A Comparative Study of Disruptive Behavior Between Schools in Norway and the United States
Head of Project: professor Liv Duesund
This project aims to bring forth knowledge that will enrich our understanding of problems and challenges related to disruptive behavior in schools. It also aims to strengthen the link between theory and practice in teacher education in Norway and USA.
Professor Liv Duesund and students from the Department of Special Needs Education, UiO Meeting With Teachers from the Project in the US. Foto: Shane Colvin
Final report of the research project:

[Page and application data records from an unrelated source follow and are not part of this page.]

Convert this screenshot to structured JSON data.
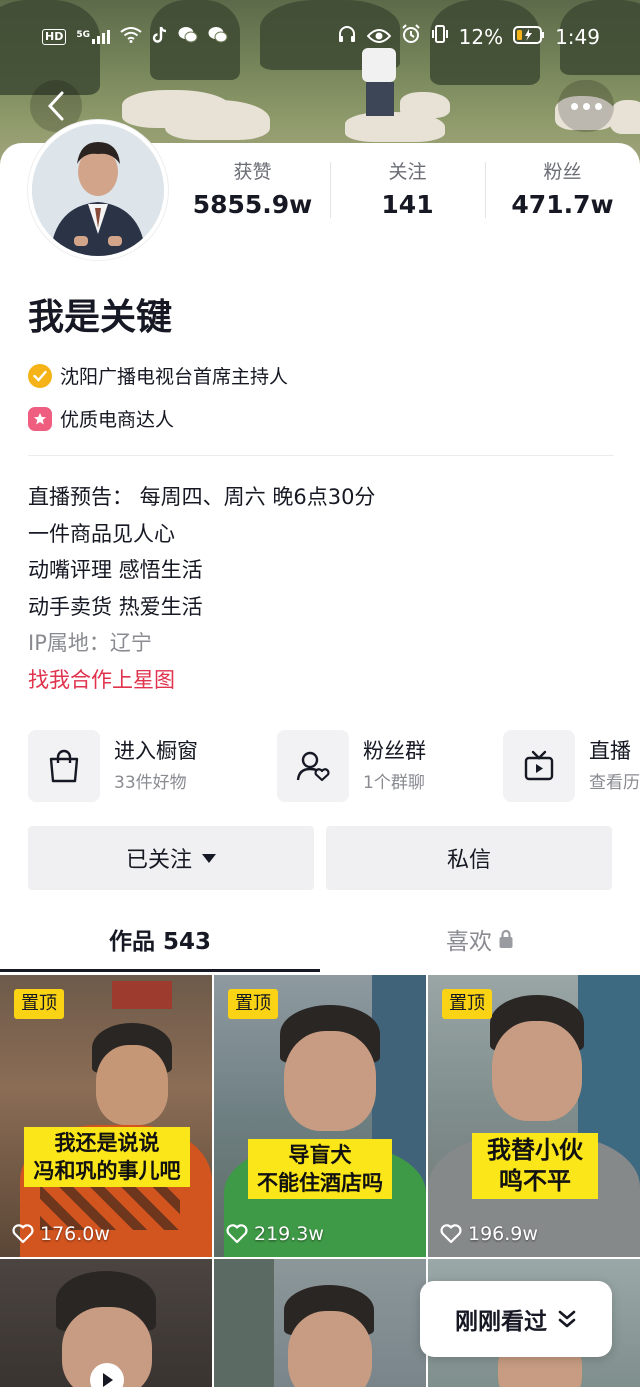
{
  "status_bar": {
    "network_badge": "HD",
    "signal_label": "5G",
    "battery": "12%",
    "time": "1:49"
  },
  "profile": {
    "nickname": "我是关键",
    "stats": [
      {
        "label": "获赞",
        "value": "5855.9w"
      },
      {
        "label": "关注",
        "value": "141"
      },
      {
        "label": "粉丝",
        "value": "471.7w"
      }
    ],
    "verification": "沈阳广播电视台首席主持人",
    "merchant_badge": "优质电商达人",
    "bio_lines": [
      "直播预告： 每周四、周六 晚6点30分",
      "一件商品见人心",
      "动嘴评理 感悟生活",
      "动手卖货 热爱生活"
    ],
    "ip_location": "IP属地：辽宁",
    "cooperation_link": "找我合作上星图"
  },
  "shortcuts": [
    {
      "title": "进入橱窗",
      "subtitle": "33件好物",
      "icon": "shopping-bag-icon"
    },
    {
      "title": "粉丝群",
      "subtitle": "1个群聊",
      "icon": "fan-group-icon"
    },
    {
      "title": "直播",
      "subtitle": "查看历",
      "icon": "tv-icon"
    }
  ],
  "actions": {
    "follow_label": "已关注",
    "message_label": "私信"
  },
  "tabs": [
    {
      "label": "作品 543",
      "active": true
    },
    {
      "label": "喜欢",
      "active": false
    }
  ],
  "videos": [
    {
      "pinned": "置顶",
      "caption": [
        "我还是说说",
        "冯和巩的事儿吧"
      ],
      "likes": "176.0w"
    },
    {
      "pinned": "置顶",
      "caption": [
        "导盲犬",
        "不能住酒店吗"
      ],
      "likes": "219.3w"
    },
    {
      "pinned": "置顶",
      "caption": [
        "我替小伙",
        "鸣不平"
      ],
      "likes": "196.9w"
    }
  ],
  "recently_viewed_label": "刚刚看过",
  "colors": {
    "accent_red": "#e0334d",
    "pin_yellow": "#fbd315",
    "verified_orange": "#f6b318",
    "merchant_pink": "#ef5d7f"
  }
}
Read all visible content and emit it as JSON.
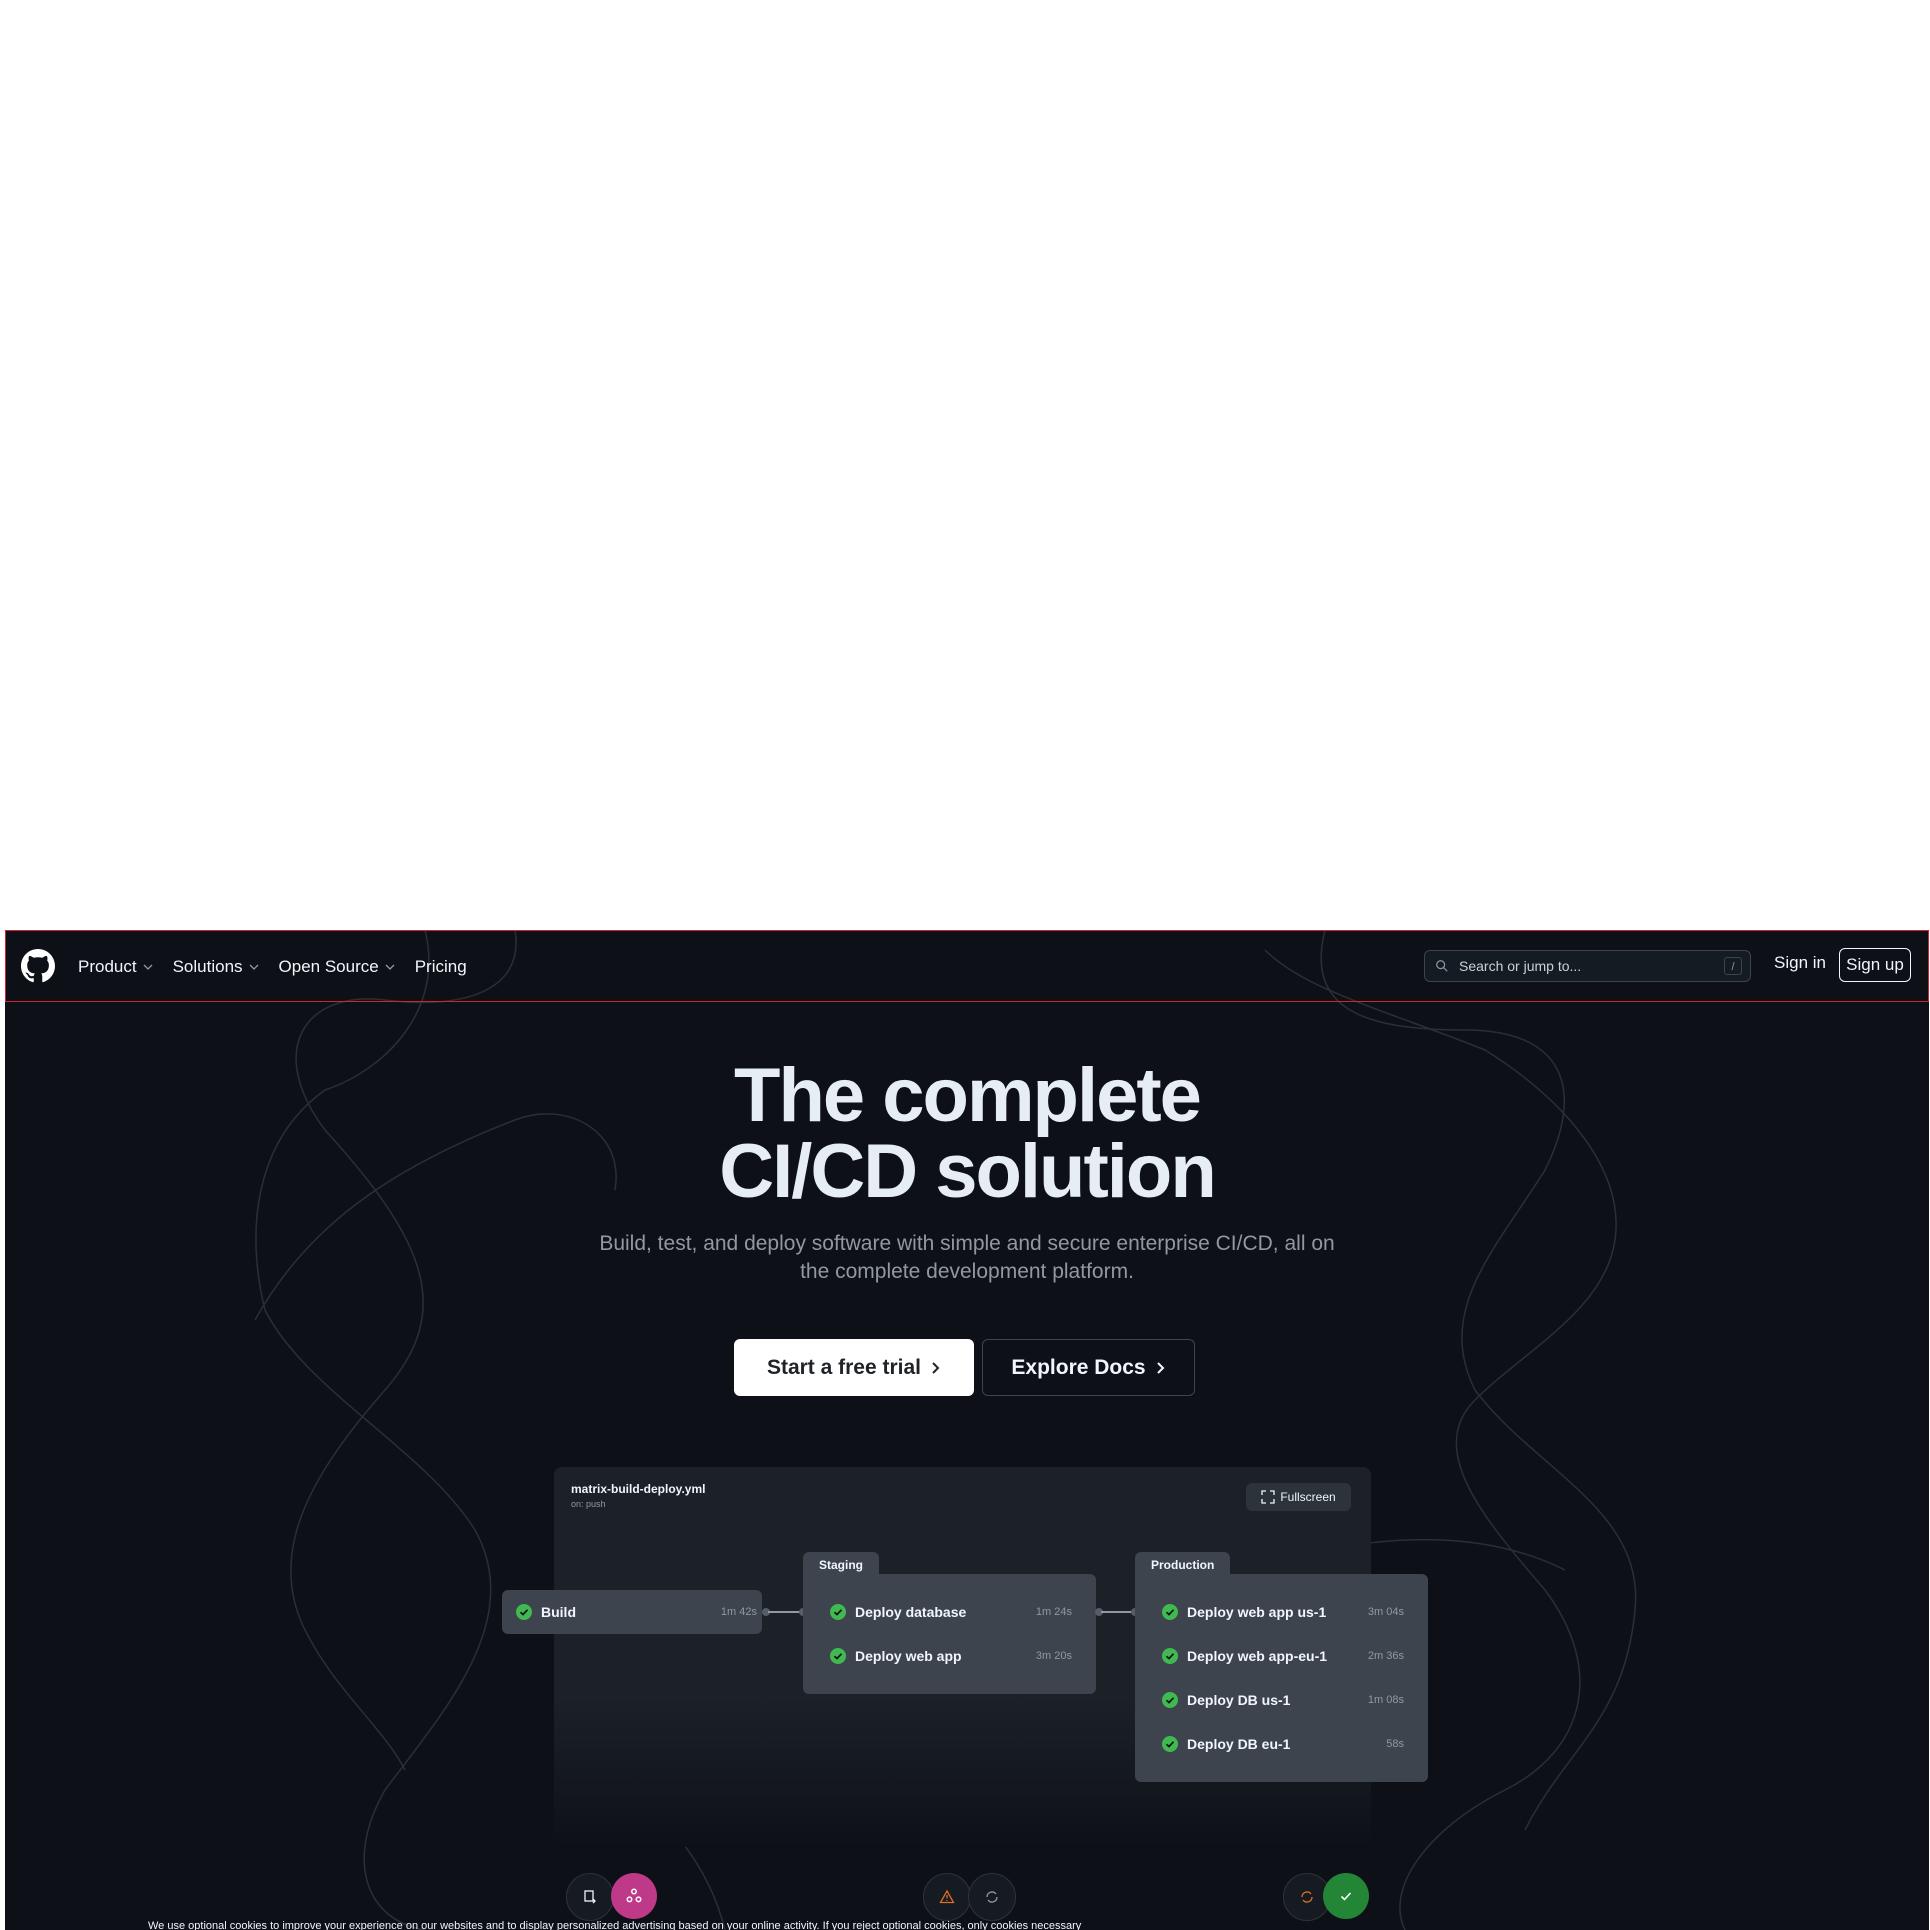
{
  "nav": {
    "items": [
      {
        "label": "Product",
        "dropdown": true
      },
      {
        "label": "Solutions",
        "dropdown": true
      },
      {
        "label": "Open Source",
        "dropdown": true
      },
      {
        "label": "Pricing",
        "dropdown": false
      }
    ],
    "search_placeholder": "Search or jump to...",
    "search_shortcut": "/",
    "sign_in": "Sign in",
    "sign_up": "Sign up"
  },
  "hero": {
    "title_line1": "The complete",
    "title_line2": "CI/CD solution",
    "subtitle": "Build, test, and deploy software with simple and secure enterprise CI/CD, all on the complete development platform.",
    "cta_primary": "Start a free trial",
    "cta_secondary": "Explore Docs"
  },
  "workflow": {
    "file": "matrix-build-deploy.yml",
    "trigger": "on: push",
    "fullscreen_label": "Fullscreen",
    "build": {
      "name": "Build",
      "duration": "1m 42s"
    },
    "staging": {
      "label": "Staging",
      "jobs": [
        {
          "name": "Deploy database",
          "duration": "1m 24s"
        },
        {
          "name": "Deploy web app",
          "duration": "3m 20s"
        }
      ]
    },
    "production": {
      "label": "Production",
      "jobs": [
        {
          "name": "Deploy web app us-1",
          "duration": "3m 04s"
        },
        {
          "name": "Deploy web app-eu-1",
          "duration": "2m 36s"
        },
        {
          "name": "Deploy DB us-1",
          "duration": "1m 08s"
        },
        {
          "name": "Deploy DB eu-1",
          "duration": "58s"
        }
      ]
    }
  },
  "cookie_banner": {
    "text": "We use optional cookies to improve your experience on our websites and to display personalized advertising based on your online activity. If you reject optional cookies, only cookies necessary"
  },
  "colors": {
    "background": "#0d1117",
    "success": "#3fb950",
    "accent_pink": "#bf3989",
    "accent_green": "#238636",
    "warning": "#d29922",
    "danger_orange": "#db6d28",
    "highlight_border": "#d1242f"
  }
}
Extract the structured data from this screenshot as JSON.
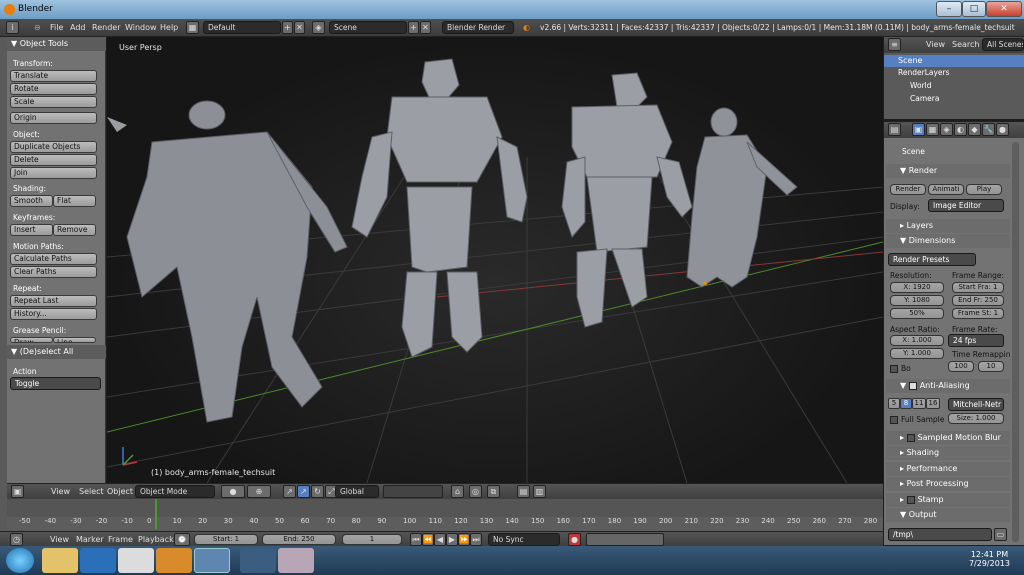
{
  "window": {
    "title": "Blender"
  },
  "menubar": {
    "menus": [
      "File",
      "Add",
      "Render",
      "Window",
      "Help"
    ],
    "screen_layout": "Default",
    "scene": "Scene",
    "render_engine": "Blender Render",
    "stats": "v2.66 | Verts:32311 | Faces:42337 | Tris:42337 | Objects:0/22 | Lamps:0/1 | Mem:31.18M (0.11M) | body_arms-female_techsuit"
  },
  "toolshelf": {
    "title": "Object Tools",
    "transform_label": "Transform:",
    "translate": "Translate",
    "rotate": "Rotate",
    "scale": "Scale",
    "origin": "Origin",
    "object_label": "Object:",
    "duplicate": "Duplicate Objects",
    "delete": "Delete",
    "join": "Join",
    "shading_label": "Shading:",
    "smooth": "Smooth",
    "flat": "Flat",
    "keyframes_label": "Keyframes:",
    "insert": "Insert",
    "remove": "Remove",
    "motion_label": "Motion Paths:",
    "calc_paths": "Calculate Paths",
    "clear_paths": "Clear Paths",
    "repeat_label": "Repeat:",
    "repeat_last": "Repeat Last",
    "history": "History...",
    "grease_label": "Grease Pencil:",
    "draw": "Draw",
    "line": "Line",
    "operator_title": "(De)select All",
    "action_label": "Action",
    "action_value": "Toggle"
  },
  "viewport": {
    "view_name": "User Persp",
    "object_info": "(1) body_arms-female_techsuit"
  },
  "view3d_header": {
    "menus": [
      "View",
      "Select",
      "Object"
    ],
    "mode": "Object Mode",
    "orientation": "Global"
  },
  "timeline": {
    "ticks": [
      "-50",
      "-40",
      "-30",
      "-20",
      "-10",
      "0",
      "10",
      "20",
      "30",
      "40",
      "50",
      "60",
      "70",
      "80",
      "90",
      "100",
      "110",
      "120",
      "130",
      "140",
      "150",
      "160",
      "170",
      "180",
      "190",
      "200",
      "210",
      "220",
      "230",
      "240",
      "250",
      "260",
      "270",
      "280"
    ],
    "menus": [
      "View",
      "Marker",
      "Frame",
      "Playback"
    ],
    "start": "Start: 1",
    "end": "End: 250",
    "current": "1",
    "sync": "No Sync"
  },
  "outliner": {
    "menus": [
      "View",
      "Search"
    ],
    "filter": "All Scenes",
    "items": [
      "Scene",
      "RenderLayers",
      "World",
      "Camera"
    ]
  },
  "properties": {
    "context": "Scene",
    "render_panel": "Render",
    "render_btn": "Render",
    "anim_btn": "Animati",
    "play_btn": "Play",
    "display_label": "Display:",
    "display_value": "Image Editor",
    "layers_panel": "Layers",
    "dimensions_panel": "Dimensions",
    "render_presets": "Render Presets",
    "resolution_label": "Resolution:",
    "res_x": "X: 1920",
    "res_y": "Y: 1080",
    "res_pct": "50%",
    "frame_range_label": "Frame Range:",
    "start_frame": "Start Fra: 1",
    "end_frame": "End Fr: 250",
    "frame_step": "Frame St: 1",
    "aspect_label": "Aspect Ratio:",
    "aspect_x": "X: 1.000",
    "aspect_y": "Y: 1.000",
    "frame_rate_label": "Frame Rate:",
    "fps": "24 fps",
    "time_remap_label": "Time Remappin",
    "remap_old": "100",
    "remap_new": "10",
    "bo_label": "Bo",
    "aa_panel": "Anti-Aliasing",
    "aa_samples": [
      "5",
      "8",
      "11",
      "16"
    ],
    "aa_filter": "Mitchell-Netr",
    "full_sample": "Full Sample",
    "aa_size": "Size: 1.000",
    "motion_blur_panel": "Sampled Motion Blur",
    "shading_panel": "Shading",
    "performance_panel": "Performance",
    "post_panel": "Post Processing",
    "stamp_panel": "Stamp",
    "output_panel": "Output",
    "output_path": "/tmp\\"
  },
  "taskbar": {
    "time": "12:41 PM",
    "date": "7/29/2013"
  },
  "colors": {
    "accent": "#5680c2",
    "grid_x": "#9a3a3a",
    "grid_y": "#4a8a2a"
  }
}
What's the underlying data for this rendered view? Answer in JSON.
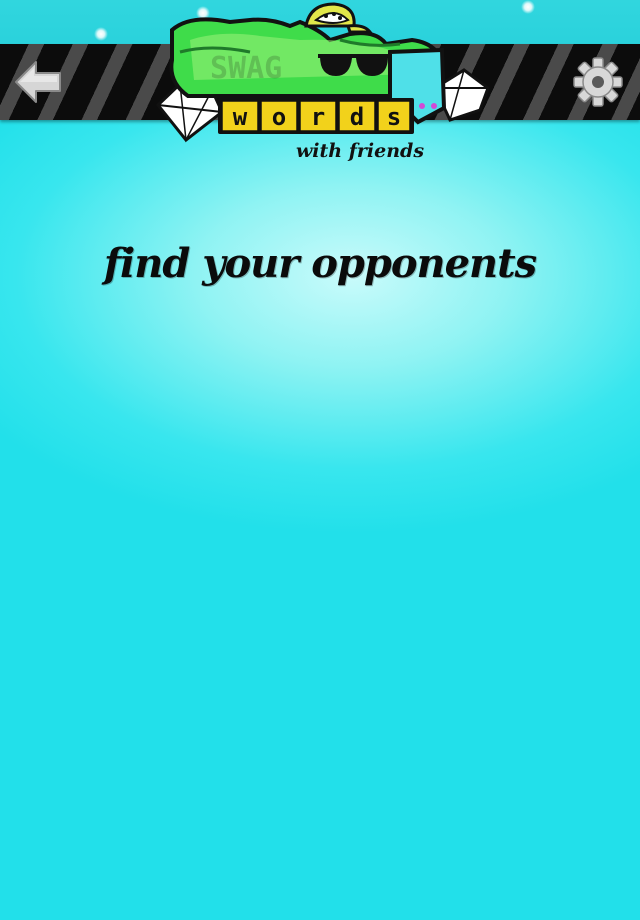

This document contains an overview of the research project “A Comparative Study of Disruptive Behavior between Schools in Norway and the United States.” The project was a collaboration between Norwegian and American researchers. The project aimed to enhance our understanding of problems and challenges related to disruptive behavior in schools. The project included a qualitative and quantitative component. The qualitative component consisted of observational studies conducted by master’s students from the University of Oslo, aiming to identify categories of disruptive behavior in schools. The quantitative component consisted of a student-survey including the identified categories. The survey aimed to examine the prevalence of disruptive behaviors as well as how students and teachers react towards these kinds of behavior.
The results from the study indicate that the majority of students in both countries had been disturbed by disruptive behavior and that this occurred on nearly a daily basis. This could help to underline that the issue of disruptive behavior is one of the greatest challenges in schools today. In both countries, reactions from teachers only partially reduced disruptive behavior. There is a need for further research on how teachers cope with disruptive behavior.
"The Development of Morality" with Professor Elliot Turiel, UC Berkeley and Professor Liv Duesund, University of Oslo
Dr. Elliot Turiel is an American psychologist and Chancellor’s Professor at the Graduate School of Education at the University of California, Berkeley. He teaches courses on human development and its relation to education.